Password security is vital security
Last month’s huge data breach at the Panamanian law firm of Mossack Fonseca – to give you an idea of its size, it was hundreds of times bigger than the material released by Wikileaks in 2010 – is an example of just how much damage a data security leak can cause. The private affairs of the firm’s clients became public property overnight, allowing the press to trace money across continents and into tax havens.
Although the leak uncovered some pretty questionable, and possibly illegal, behaviour on the part of some of the firm’s clients, many other clients who were not doing anything wrong had their most private financial affairs opened up for the world to see.
Ever since the early 1990s, when the heinous murder of James Bulger was heard in Preston Crown Court, the English judicial system has slowly realised that there are plenty of occasions when certain defendants and trial witnesses need to be protected from the hugely intimidating environment of a courtroom.
Whilst the entire country was in uproar back in 1993 when the 10-year-old Jon Venables and Robert Thompson were tried for the murder of James Bulger, in their determination and haste to bring these boys to justice at that time, our country’s legal system broke just about every rule in the book. This was to the extent that the English legal system was later criticised severely by the European Court of Human Rights in 1999 for failing to give Thompson and Venables a fair trial.
The Robots Are Coming
The fresh, shiny new year has arrived, and I hope that you are also feeling fresh and shiny after the holiday break. What will 2016 hold for you, jobwise?

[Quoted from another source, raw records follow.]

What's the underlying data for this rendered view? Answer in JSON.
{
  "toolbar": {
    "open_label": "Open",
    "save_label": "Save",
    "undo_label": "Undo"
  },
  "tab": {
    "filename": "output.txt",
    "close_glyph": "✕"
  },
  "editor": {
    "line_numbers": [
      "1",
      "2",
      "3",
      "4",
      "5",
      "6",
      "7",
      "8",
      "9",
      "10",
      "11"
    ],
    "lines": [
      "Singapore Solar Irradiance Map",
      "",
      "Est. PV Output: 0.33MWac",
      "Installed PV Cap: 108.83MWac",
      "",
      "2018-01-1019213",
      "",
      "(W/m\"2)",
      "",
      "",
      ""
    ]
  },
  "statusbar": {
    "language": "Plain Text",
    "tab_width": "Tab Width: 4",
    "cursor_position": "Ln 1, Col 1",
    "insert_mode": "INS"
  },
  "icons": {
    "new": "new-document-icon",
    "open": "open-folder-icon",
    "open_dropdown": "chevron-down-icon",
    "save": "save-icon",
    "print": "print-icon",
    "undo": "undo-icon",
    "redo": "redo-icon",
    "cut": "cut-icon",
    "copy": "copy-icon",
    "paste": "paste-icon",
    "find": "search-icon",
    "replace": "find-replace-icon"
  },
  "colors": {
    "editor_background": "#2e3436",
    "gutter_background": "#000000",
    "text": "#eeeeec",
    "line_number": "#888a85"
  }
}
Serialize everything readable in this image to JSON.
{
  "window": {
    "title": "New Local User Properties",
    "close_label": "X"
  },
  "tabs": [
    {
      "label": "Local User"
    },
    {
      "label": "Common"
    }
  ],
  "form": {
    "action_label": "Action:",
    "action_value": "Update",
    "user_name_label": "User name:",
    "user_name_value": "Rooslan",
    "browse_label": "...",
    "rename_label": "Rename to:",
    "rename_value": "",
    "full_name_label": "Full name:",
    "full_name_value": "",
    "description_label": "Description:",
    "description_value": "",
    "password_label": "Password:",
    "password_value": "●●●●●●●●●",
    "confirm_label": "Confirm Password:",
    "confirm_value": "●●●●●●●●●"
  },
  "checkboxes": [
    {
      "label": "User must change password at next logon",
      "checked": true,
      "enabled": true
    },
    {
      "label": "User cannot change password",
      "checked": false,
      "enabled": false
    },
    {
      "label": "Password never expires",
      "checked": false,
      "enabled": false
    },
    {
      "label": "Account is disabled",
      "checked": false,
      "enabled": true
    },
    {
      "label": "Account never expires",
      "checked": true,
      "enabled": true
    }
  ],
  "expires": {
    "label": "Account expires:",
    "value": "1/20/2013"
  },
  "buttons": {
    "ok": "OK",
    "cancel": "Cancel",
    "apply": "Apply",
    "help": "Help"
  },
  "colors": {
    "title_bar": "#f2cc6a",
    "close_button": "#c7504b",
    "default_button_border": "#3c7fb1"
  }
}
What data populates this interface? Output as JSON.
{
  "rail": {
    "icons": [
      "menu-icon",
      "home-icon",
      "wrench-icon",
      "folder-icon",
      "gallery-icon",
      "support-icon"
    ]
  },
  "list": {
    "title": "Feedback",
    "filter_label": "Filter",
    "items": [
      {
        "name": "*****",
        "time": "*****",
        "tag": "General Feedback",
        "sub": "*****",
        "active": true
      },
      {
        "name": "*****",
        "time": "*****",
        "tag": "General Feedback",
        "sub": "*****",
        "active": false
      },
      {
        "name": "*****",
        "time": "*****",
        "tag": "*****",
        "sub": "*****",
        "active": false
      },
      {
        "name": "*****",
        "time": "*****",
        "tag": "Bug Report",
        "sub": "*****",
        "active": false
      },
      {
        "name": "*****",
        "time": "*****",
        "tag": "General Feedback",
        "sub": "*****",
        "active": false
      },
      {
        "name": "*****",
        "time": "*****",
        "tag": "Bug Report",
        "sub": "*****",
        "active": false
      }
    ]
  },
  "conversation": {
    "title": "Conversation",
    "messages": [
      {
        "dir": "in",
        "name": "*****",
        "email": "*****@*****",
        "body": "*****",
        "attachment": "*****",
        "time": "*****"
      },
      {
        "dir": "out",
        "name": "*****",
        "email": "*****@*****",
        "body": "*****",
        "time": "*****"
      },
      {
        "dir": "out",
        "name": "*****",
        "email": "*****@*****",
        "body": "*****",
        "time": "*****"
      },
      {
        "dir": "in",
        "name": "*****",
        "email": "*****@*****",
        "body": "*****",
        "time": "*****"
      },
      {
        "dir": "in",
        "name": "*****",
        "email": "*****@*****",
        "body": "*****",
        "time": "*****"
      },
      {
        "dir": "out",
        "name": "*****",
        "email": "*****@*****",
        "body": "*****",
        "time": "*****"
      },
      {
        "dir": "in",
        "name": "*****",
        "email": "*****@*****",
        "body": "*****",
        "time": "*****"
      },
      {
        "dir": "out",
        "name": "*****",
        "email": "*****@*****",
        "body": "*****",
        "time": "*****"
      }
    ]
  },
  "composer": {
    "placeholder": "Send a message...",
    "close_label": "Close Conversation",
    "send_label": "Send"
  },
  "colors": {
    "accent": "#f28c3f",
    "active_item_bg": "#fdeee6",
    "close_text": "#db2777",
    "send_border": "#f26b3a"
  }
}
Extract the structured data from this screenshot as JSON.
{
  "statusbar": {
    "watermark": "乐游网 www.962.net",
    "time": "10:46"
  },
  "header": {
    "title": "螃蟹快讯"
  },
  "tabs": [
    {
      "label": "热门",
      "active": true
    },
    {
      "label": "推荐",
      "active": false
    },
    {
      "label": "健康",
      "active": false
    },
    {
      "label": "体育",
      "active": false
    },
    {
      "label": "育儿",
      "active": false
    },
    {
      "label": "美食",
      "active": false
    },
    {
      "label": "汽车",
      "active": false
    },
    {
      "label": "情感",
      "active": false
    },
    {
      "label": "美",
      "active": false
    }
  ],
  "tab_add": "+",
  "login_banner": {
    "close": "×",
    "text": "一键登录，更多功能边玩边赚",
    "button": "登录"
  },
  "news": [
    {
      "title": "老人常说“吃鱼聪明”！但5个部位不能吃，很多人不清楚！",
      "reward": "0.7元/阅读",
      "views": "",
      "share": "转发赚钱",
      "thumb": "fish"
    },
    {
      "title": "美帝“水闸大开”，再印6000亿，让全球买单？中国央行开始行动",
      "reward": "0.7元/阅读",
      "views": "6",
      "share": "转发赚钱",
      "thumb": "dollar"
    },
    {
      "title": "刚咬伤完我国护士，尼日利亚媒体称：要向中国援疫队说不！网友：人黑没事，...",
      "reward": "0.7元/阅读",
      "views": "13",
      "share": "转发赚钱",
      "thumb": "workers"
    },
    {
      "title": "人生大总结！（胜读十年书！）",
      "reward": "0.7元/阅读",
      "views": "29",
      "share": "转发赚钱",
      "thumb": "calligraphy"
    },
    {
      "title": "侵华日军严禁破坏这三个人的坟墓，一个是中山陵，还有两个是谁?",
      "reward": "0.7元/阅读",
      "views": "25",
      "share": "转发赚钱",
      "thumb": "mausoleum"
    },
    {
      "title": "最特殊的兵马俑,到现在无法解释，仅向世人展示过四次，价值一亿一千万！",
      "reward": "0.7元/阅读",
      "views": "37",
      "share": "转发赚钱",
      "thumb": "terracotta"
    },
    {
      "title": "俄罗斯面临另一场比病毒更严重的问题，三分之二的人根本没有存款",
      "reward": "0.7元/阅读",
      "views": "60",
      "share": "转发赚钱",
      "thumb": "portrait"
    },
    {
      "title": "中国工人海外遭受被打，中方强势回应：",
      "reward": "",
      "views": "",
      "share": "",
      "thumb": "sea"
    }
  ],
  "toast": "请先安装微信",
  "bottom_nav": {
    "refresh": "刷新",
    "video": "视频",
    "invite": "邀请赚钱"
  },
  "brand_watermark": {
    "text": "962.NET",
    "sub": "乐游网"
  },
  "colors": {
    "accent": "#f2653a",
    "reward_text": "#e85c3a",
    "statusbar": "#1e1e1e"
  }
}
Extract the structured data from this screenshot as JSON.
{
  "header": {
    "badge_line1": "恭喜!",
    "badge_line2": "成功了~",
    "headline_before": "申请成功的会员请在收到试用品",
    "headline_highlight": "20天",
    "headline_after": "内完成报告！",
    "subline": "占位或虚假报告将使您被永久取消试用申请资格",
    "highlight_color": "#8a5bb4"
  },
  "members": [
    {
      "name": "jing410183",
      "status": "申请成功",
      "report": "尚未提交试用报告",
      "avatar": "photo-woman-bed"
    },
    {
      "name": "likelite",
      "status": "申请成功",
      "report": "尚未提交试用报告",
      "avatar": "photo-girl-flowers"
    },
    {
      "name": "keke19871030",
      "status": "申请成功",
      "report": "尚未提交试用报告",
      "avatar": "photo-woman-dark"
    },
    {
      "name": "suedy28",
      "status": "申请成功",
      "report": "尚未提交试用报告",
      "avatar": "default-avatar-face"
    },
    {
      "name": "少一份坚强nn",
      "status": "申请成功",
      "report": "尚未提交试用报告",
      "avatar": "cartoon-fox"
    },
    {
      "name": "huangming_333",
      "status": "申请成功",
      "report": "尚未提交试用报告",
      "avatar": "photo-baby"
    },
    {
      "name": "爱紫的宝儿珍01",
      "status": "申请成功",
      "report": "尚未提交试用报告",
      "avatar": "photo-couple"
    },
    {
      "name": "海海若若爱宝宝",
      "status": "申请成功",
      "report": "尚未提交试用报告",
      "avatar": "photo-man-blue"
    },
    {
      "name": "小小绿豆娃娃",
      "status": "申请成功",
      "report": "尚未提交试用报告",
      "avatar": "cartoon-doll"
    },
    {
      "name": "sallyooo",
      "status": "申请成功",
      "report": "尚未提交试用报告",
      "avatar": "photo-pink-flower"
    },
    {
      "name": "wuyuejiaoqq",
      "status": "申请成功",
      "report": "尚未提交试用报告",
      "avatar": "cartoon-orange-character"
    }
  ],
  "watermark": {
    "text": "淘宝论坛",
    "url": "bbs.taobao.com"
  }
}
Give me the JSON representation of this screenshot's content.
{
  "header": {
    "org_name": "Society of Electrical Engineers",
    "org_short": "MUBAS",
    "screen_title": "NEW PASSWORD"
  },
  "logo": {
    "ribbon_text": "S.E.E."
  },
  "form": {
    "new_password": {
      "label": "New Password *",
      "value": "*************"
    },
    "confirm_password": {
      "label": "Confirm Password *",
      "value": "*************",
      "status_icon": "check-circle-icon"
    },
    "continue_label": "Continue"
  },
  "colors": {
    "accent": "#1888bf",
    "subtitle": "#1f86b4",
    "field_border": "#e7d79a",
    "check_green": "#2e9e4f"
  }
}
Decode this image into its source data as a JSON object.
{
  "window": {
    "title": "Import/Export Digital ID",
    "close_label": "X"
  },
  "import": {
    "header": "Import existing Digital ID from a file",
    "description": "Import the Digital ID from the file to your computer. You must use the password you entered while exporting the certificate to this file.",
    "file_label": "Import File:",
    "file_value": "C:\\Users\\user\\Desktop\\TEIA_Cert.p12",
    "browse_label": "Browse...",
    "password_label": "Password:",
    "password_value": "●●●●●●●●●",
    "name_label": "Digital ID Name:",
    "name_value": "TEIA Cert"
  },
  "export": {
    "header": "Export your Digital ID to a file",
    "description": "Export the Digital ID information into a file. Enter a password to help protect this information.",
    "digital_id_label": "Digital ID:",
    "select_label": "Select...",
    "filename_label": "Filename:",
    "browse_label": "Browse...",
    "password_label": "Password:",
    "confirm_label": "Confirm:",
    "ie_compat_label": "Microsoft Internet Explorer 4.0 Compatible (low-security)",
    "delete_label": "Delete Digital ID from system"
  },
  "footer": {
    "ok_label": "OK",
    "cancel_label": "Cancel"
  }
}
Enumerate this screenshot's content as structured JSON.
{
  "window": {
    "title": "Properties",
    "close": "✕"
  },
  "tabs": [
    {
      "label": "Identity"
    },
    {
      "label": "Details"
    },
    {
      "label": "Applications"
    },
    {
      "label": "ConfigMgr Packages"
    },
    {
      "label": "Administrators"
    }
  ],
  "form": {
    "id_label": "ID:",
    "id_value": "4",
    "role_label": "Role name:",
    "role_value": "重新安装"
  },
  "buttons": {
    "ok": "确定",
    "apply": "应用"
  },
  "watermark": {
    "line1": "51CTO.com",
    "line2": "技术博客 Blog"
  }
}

Past performance is not necessarily a guide to future performance, but one major development during 2015 that is likely to have some impact on your firm (and therefore on you) in the next year is the fast-moving field of artificial intelligence (AI) and the law.
Some big claims are being made for recent developments: there has been talk of “the demise of lawyers”, and of 2016 being a watershed moment in legal business. Reports that lawyers are going to be obliterated have been much exaggerated, but it is likely that within the next couple of years, AI is going to start affecting your work – in good ways and in bad.
Artificial Intelligence (AI)
Case management systems are designed to monitor the life cycle of a case in order to manage the workflow of everybody dealing with the case. This makes the most effective use of everyone’s time. There are lots of different systems available to perform this task, but they all have a lot in common when it comes to the features on offer.
Different systems have different types of law firms in mind. There are software systems, which are specifically programmed for small law firms that have only a few cases on the go at any one time, and there are other systems for larger law firms handling many cases at once. There are also some systems which are designed to cater for specialisms and niches within the legal profession, such as medical law or intellectual property law.
Have you ever authorised a payment from your bank account with a PIN, checked off an “I agree” box on a website or acknowledged delivery of a package by signing with a stylus on the delivery man’s electronic pad? The chances are that most of us have done all of those things within the past few weeks. Every time we did so, we were “e-signing” a contract or other document. In fact, as I’ll make clear shortly, we were not only e-signing but also “digitally signing” — and yes, there is a difference between the two. But whichever way you do it, signing documents without a traditional pen has become an integral part of modern life.